1/2 cup Greek yogurt
2 teaspoons Dijon
1 garlic clove, finely minced
1 teaspoon anchovy paste
1 Tbl fresh lemon juice
1/4 teaspoon kosher salt
1/4 teaspoon fresh pepper
2 Tbl finely grated parmesan
In a medium bowl combine all the ingredients. Taste and adjust seasonings as desired.
Carefully combine with fresh, chopped greens (kale or romaine are our favorites). Serve with shavings of Parmesan.
Keeps in a tightly sealed container in the fridge for one week.
Nigel says to use a small ramekin or a shallow dish that may be the perfect home for a quiche on another morning. In the bottom of your dish, place a handful of berries. I happened to have raspberries, Nigel had blackberries. In an act of defiance, I covered my berries with a few passes of honey. 
On top of the berries there is yogurt. Level the top with a fine coat of sugar. Torch or broil to get a caramel crisp cap. From my formal brulee training, we would coat the custard with three fine layers of sugar, torching in between each passing. The result was a deeply caramelized, sturdy and dense sweet layer that shattered with a mighty plunge of the spoon. So that’s what I did.
If you are using the broiler, stick the dish of sugared yogurt directly under the preheated broiler for about 2-3 minutes or until the sugar caramelizes into a golden crust.

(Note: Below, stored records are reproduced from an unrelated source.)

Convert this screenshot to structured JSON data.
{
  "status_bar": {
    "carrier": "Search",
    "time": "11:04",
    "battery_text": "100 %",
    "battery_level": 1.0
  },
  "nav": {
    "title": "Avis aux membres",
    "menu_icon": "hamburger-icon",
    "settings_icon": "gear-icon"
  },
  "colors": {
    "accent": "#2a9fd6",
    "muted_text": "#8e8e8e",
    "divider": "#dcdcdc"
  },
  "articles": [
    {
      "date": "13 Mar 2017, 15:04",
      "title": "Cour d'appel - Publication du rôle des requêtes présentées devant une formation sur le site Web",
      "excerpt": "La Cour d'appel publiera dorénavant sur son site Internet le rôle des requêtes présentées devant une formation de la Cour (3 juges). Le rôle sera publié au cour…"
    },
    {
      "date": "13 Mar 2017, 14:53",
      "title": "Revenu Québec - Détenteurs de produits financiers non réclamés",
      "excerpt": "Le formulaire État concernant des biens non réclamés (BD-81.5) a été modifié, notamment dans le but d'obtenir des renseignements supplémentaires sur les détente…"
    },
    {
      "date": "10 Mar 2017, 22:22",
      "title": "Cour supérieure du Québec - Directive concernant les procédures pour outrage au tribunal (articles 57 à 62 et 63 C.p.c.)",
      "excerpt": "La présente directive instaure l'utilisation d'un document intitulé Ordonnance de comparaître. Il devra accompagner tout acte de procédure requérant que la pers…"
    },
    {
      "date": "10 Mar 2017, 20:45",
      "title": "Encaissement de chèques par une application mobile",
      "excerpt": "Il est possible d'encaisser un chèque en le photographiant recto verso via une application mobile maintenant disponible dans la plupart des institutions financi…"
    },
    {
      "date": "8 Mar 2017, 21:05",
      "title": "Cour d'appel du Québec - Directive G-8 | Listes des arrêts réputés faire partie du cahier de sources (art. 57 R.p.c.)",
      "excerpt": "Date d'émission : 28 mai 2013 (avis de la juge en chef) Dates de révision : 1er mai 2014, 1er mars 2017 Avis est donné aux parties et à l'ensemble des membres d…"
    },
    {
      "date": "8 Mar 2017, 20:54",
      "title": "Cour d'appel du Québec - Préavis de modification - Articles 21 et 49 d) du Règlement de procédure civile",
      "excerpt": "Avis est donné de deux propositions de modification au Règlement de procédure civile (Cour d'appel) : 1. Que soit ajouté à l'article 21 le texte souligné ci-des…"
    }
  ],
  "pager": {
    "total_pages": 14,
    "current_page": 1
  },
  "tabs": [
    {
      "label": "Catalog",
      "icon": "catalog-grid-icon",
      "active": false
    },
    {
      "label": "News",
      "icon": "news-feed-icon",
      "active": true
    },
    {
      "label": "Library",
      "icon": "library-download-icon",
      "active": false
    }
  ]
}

Top your breakfast brulee with more fresh berries. Now of course, this could also double as an elegant dessert. Simple, subtly sweet, yet fancy and sophisticated as things are when they have a French name associated with them.